I didn't know this:
It all begins with tears – or more precisely the tear film that coats our eyes. Mammalian eyes of the terrestrial variety, whether they're found on the faces of humans, dogs, hedgehogs, or elephants, are coated in a three-layered tear film that allows the eyes to function properly.
(Tears work somewhat differently in marine mammals like dolphins and sea lions.)
Closest to the eye is the glycocalyx layer – a layer made mostly of mucus. It coats the cornea and attracts water, which allows for the even distribution of the second layer: the water-based tear solution. It might be just four micrometres thick – about as thick as a single strand of spider silk – but this layer is very important. It keeps our eyes lubricated and washes away potential infections. Finally, there is an outer layer composed of an oily substance called meibum, which is composed of lipids like fatty acids and cholesterol.
Meibum has evolved to be exquisitely tuned to the mammalian body. At normal human body temperature, it is a clear oily fluid. At just one degree cooler, though, it becomes a white, waxy solid – the familiar eye gunk.
Large flakes of this solid can form during sleep for a couple of reasons. First, the body cools down a bit at night in general, so some of the meibum becomes cool enough that it moves below the melting point and turns solid. Second, according to Australian ophthalmologist Robert G. Linton and colleagues, "sleep relaxes the [muscular] action on the [meibomian] gland

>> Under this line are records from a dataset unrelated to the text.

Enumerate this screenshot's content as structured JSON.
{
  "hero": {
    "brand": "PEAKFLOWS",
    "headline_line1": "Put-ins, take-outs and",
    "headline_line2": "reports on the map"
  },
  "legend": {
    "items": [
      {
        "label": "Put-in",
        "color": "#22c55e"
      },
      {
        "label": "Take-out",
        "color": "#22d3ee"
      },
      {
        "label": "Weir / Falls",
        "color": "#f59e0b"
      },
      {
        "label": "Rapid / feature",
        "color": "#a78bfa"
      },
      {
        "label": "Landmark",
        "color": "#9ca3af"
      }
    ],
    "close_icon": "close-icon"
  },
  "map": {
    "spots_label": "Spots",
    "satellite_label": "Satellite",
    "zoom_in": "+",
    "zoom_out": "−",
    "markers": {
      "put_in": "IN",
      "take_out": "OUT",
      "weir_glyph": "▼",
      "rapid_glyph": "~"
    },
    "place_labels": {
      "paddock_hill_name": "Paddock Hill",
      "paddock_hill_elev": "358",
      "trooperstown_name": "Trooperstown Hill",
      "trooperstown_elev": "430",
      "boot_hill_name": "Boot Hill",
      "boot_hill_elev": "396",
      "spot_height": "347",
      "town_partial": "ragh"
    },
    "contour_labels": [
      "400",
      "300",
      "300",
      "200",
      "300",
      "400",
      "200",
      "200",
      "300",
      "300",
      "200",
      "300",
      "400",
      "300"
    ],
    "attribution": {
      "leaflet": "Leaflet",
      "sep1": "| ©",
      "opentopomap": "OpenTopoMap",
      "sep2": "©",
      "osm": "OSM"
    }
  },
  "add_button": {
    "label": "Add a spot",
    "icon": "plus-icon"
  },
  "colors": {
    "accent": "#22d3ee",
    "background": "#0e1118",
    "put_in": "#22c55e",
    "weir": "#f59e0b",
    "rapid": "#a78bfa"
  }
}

ducts…[which] is sufficient to cause far in excess of the normal to exude onto the lids and eyelash roots during sleep". In other words, our eyes are coated with more meibum than usual at night – and so when that meibum cools we can end up with appreciable amounts of eye gunk.